"Certainly the feedback I'm hearing initially is that his supporters are standing by him," Barickman said. "In one regard, the election is right around the corner. In the other regard, there's a million years between now and March 18, and this thing is going to play out. But I think last night Rutherford did as good as someone could do to refute these allegations."
Retiring Champaign County Republican Party chief Habeeb Habeeb bemoaned the ongoing "negativity" of the gubernatorial race, as did Tom Bennett, chairman of the Ford County GOP.
"Before the primary campaigns even started, people were attacking (U.S. Rep.) Aaron Schock because they saw him as a formidable opponent" for governor, Habeeb said. "The negativity there was dismaying to me. There's negativity against (Bruce) Rauner. There's negativity against Rutherford. Surely something will be said about Brady and Dillard too. It's dirty politics. I think we need to get beyond dirty politics."
"The apathy in politics that you hear about," said Bennett, "things like this are part of the reason."

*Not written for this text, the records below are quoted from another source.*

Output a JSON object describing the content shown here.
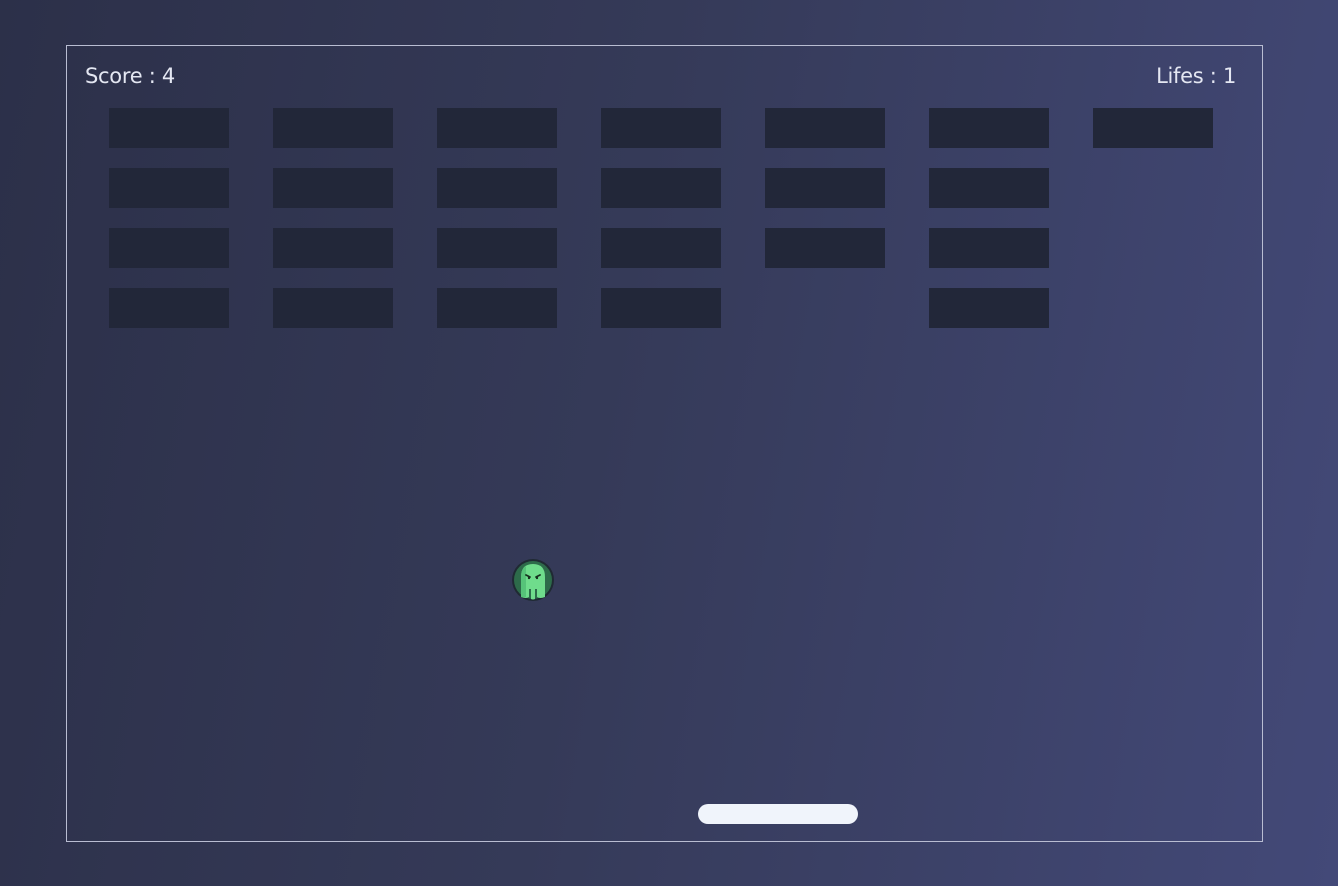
{
  "hud": {
    "score_text": "Score : 4",
    "lives_text": "Lifes : 1"
  },
  "bricks": [
    [
      true,
      true,
      true,
      true,
      true,
      true,
      true
    ],
    [
      true,
      true,
      true,
      true,
      true,
      true,
      false
    ],
    [
      true,
      true,
      true,
      true,
      true,
      true,
      false
    ],
    [
      true,
      true,
      true,
      true,
      false,
      true,
      false
    ]
  ],
  "ball": {
    "icon": "green-octopus-icon"
  },
  "colors": {
    "brick": "#222739",
    "paddle": "#f0f4fb",
    "frame_border": "#b9bdd2",
    "hud_text": "#e4e7f2",
    "ball_body": "#6fdc8c",
    "ball_bg": "#1f2a33"
  }
}
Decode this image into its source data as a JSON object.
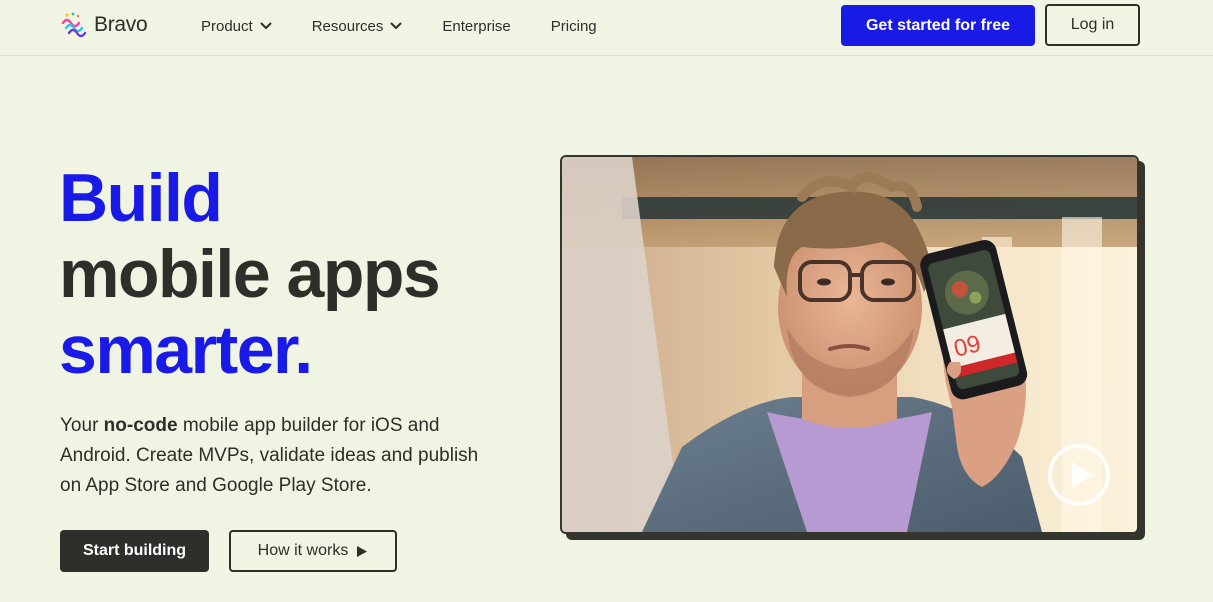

Family-Pac Federal, a conservative organization based in Chicago, has endorsed Urbana attorney Erika Harold in the 13th Congressional District GOP primary.
"Erika Harold is just the type of leader who can represent Illinois families well in Congress and stand up for conservative principles, which are being attacked by some in the Republican Party today," said Paul Caprio, director of the organization. "Erika will not simply be a 'good vote.' She has unique leadership abilities and will quickly become a national leader in the fight to protect traditional family values, religious freedom and other issues important to Illinois families. Her opponent had failed to demonstrate this type of leadership."
Caprio said Harold's opponent, U.S. Rep. Rodney Davis, R-Taylorville, had "refused to complete a Family-Pac questionnaire that he was sent. Harold returned an excellent questionnaire."
Davis spokesman Andrew Flach acknowledged that the campaign did not return the questionnaire because Family-Pac already had given Harold's campaign $8,000 last fall.
But Caprio also said Davis refused to complete a questionnaire sent to him last year from the Coalition to Protect Children and Marriage, asking him to oppose SB10 (the same sex marriage bill in Springfield).
"He did not return the questionnaire. At that time, we were told by his staff that he does not fill out questionnaires or make pledges. We find it interesting that he had time to complete several other questionnaires," Caprio said.
Shimkus in Danville
U.S. Rep. John Shimkus, R-Collinsville, will be available for "office hours" with constituents in the Danville area from 2:30 to 4 p.m. next Thursday. Shimkus will be at his office on the second floor of the U.S. Courthouse, 201 N. Vermilion St., Suite 218, Danville.
Those interested in scheduling an appointment with Shimkus should call 217-446-0664. Appointments are not necessary but are helpful in keeping waiting times to a minimum.
Danville is the largest community in Shimkus' 33-county district across eastern and southern Illinois.
Tom Kacich is a News-Gazette editor and columnist. Hi column appears on Wednesdays and Sundays. He can be reached at 351-5221 or at email@example.com.